YOUR INSTRUCTIONS | Every line below that includes the word "name" needs to be copied.

RECORDED INFORMATION |
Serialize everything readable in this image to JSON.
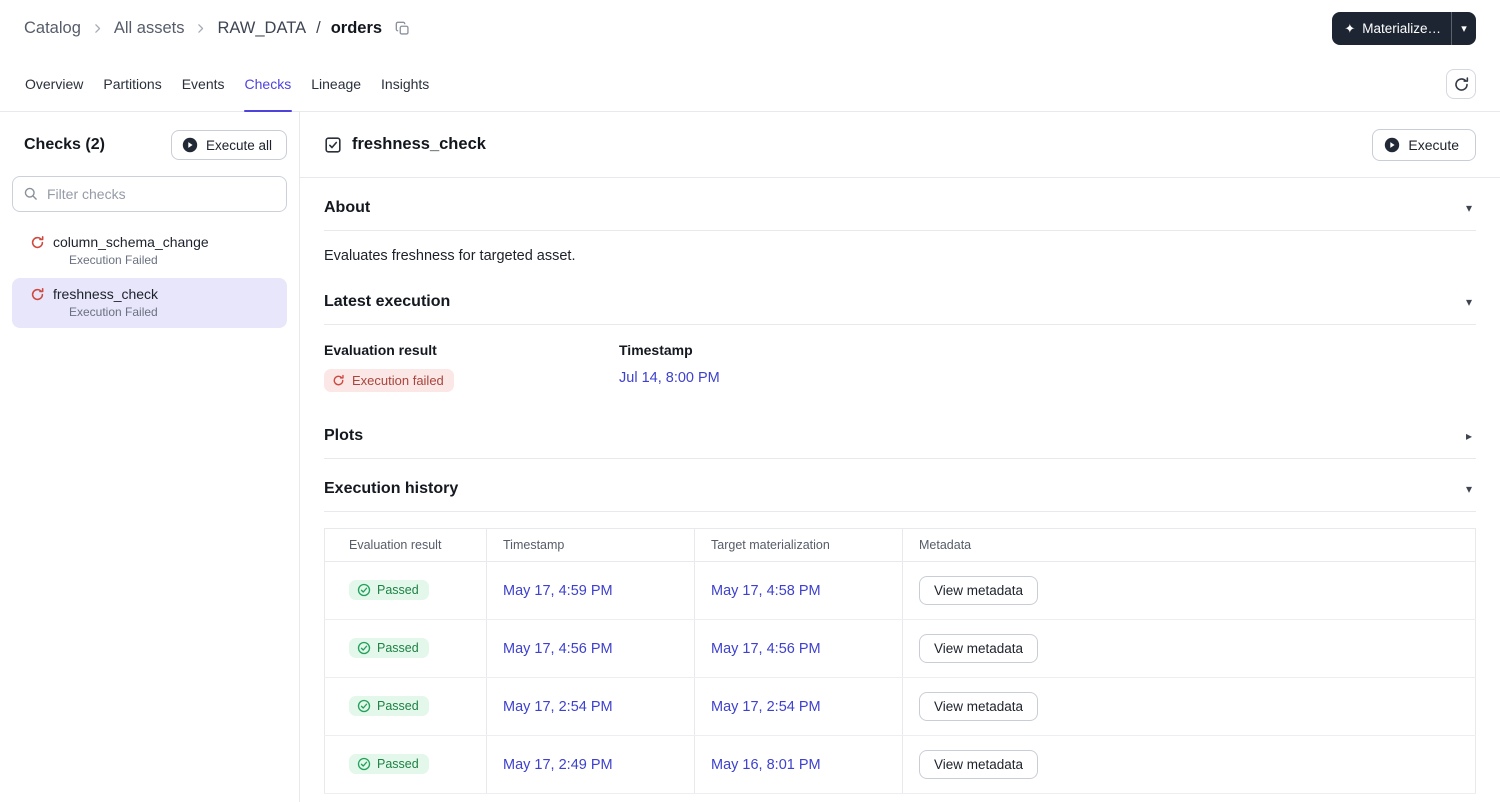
{
  "colors": {
    "accent": "#4F43DD",
    "link": "#3E41CC",
    "danger_text": "#A8453E",
    "danger_bg": "#FBE7E5",
    "success_text": "#1E8244",
    "success_bg": "#E3F7EB",
    "dark_button_bg": "#1D2532",
    "selected_item_bg": "#E8E6FA"
  },
  "glyphs": {
    "caret_down": "▾",
    "caret_right": "▸",
    "sparkle": "✦"
  },
  "breadcrumb": {
    "catalog": "Catalog",
    "all_assets": "All assets",
    "group": "RAW_DATA",
    "slash": "/",
    "asset": "orders"
  },
  "topbar": {
    "materialize_label": "Materialize…"
  },
  "tabs": {
    "items": [
      {
        "label": "Overview",
        "active": false
      },
      {
        "label": "Partitions",
        "active": false
      },
      {
        "label": "Events",
        "active": false
      },
      {
        "label": "Checks",
        "active": true
      },
      {
        "label": "Lineage",
        "active": false
      },
      {
        "label": "Insights",
        "active": false
      }
    ]
  },
  "sidebar": {
    "title": "Checks (2)",
    "execute_all_label": "Execute all",
    "filter_placeholder": "Filter checks",
    "items": [
      {
        "name": "column_schema_change",
        "status": "Execution Failed",
        "selected": false
      },
      {
        "name": "freshness_check",
        "status": "Execution Failed",
        "selected": true
      }
    ]
  },
  "main": {
    "title": "freshness_check",
    "execute_label": "Execute",
    "about": {
      "title": "About",
      "description": "Evaluates freshness for targeted asset."
    },
    "latest": {
      "title": "Latest execution",
      "eval_label": "Evaluation result",
      "timestamp_label": "Timestamp",
      "result_badge": "Execution failed",
      "timestamp_value": "Jul 14, 8:00 PM"
    },
    "plots": {
      "title": "Plots"
    },
    "history": {
      "title": "Execution history",
      "columns": [
        "Evaluation result",
        "Timestamp",
        "Target materialization",
        "Metadata"
      ],
      "rows": [
        {
          "result": "Passed",
          "timestamp": "May 17, 4:59 PM",
          "target": "May 17, 4:58 PM",
          "action": "View metadata"
        },
        {
          "result": "Passed",
          "timestamp": "May 17, 4:56 PM",
          "target": "May 17, 4:56 PM",
          "action": "View metadata"
        },
        {
          "result": "Passed",
          "timestamp": "May 17, 2:54 PM",
          "target": "May 17, 2:54 PM",
          "action": "View metadata"
        },
        {
          "result": "Passed",
          "timestamp": "May 17, 2:49 PM",
          "target": "May 16, 8:01 PM",
          "action": "View metadata"
        }
      ]
    }
  }
}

REPLY TO THE TASK |
        "name": "column_schema_change",
        "name": "freshness_check",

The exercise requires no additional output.